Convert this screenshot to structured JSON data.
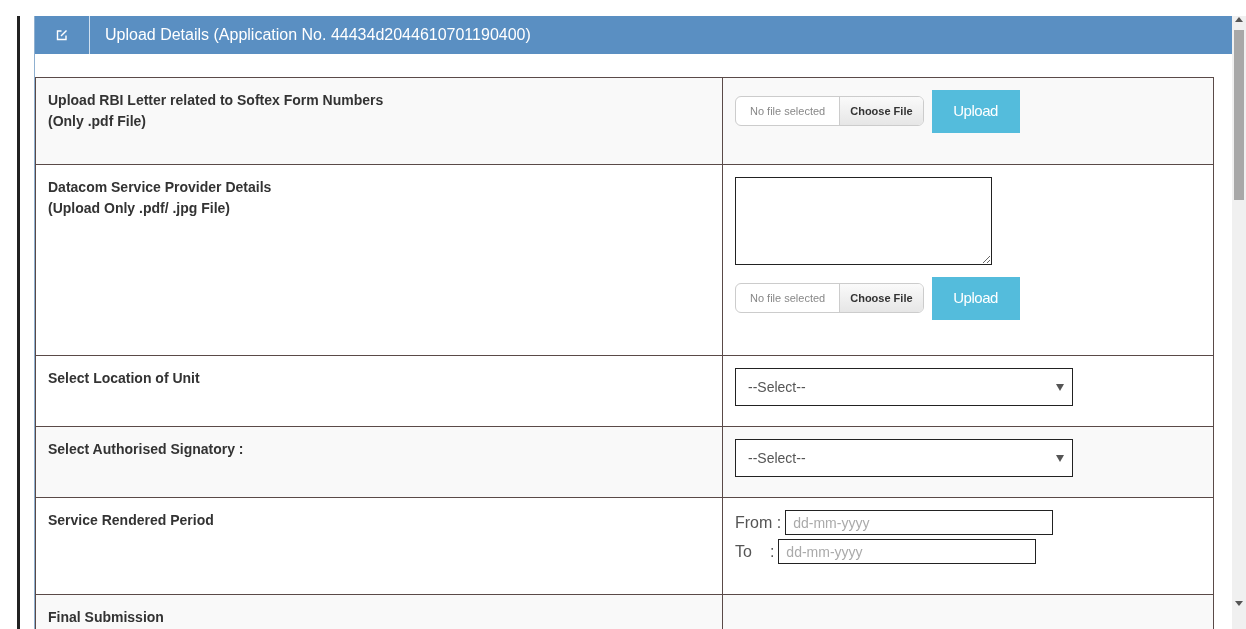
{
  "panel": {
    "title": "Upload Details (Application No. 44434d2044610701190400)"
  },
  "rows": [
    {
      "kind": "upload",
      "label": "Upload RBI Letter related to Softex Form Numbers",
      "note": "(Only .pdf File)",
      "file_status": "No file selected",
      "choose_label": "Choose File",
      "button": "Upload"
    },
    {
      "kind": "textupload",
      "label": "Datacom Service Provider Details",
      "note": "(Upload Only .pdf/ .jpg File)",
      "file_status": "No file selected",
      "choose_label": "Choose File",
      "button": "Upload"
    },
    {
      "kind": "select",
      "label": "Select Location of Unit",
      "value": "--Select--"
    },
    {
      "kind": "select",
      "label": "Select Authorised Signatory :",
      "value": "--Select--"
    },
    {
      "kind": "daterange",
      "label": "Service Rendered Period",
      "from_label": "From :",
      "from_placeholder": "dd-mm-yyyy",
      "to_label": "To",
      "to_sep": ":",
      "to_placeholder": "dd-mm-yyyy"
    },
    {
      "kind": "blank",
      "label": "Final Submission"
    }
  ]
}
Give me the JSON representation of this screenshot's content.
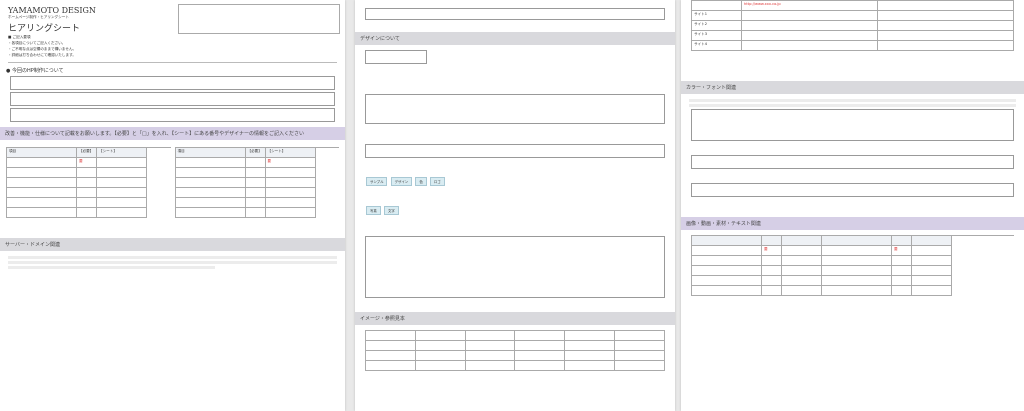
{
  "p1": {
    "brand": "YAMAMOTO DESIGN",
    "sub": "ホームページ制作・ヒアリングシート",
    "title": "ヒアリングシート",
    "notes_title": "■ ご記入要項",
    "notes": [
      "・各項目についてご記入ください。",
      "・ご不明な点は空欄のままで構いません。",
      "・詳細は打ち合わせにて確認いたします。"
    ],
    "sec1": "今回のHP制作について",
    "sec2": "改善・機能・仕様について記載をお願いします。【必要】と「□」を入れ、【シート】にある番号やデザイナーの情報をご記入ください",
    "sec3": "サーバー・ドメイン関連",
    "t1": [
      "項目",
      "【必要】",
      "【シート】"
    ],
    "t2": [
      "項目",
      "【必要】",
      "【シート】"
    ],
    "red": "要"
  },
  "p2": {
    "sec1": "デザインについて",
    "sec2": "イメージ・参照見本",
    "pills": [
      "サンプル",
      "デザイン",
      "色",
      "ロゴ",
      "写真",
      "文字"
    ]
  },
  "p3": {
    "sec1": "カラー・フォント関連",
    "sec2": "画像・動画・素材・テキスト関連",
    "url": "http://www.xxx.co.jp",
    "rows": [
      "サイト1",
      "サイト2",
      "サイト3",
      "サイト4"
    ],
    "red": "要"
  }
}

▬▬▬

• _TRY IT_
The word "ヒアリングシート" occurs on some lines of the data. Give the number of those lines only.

• _EXPECTED ANSWER_
2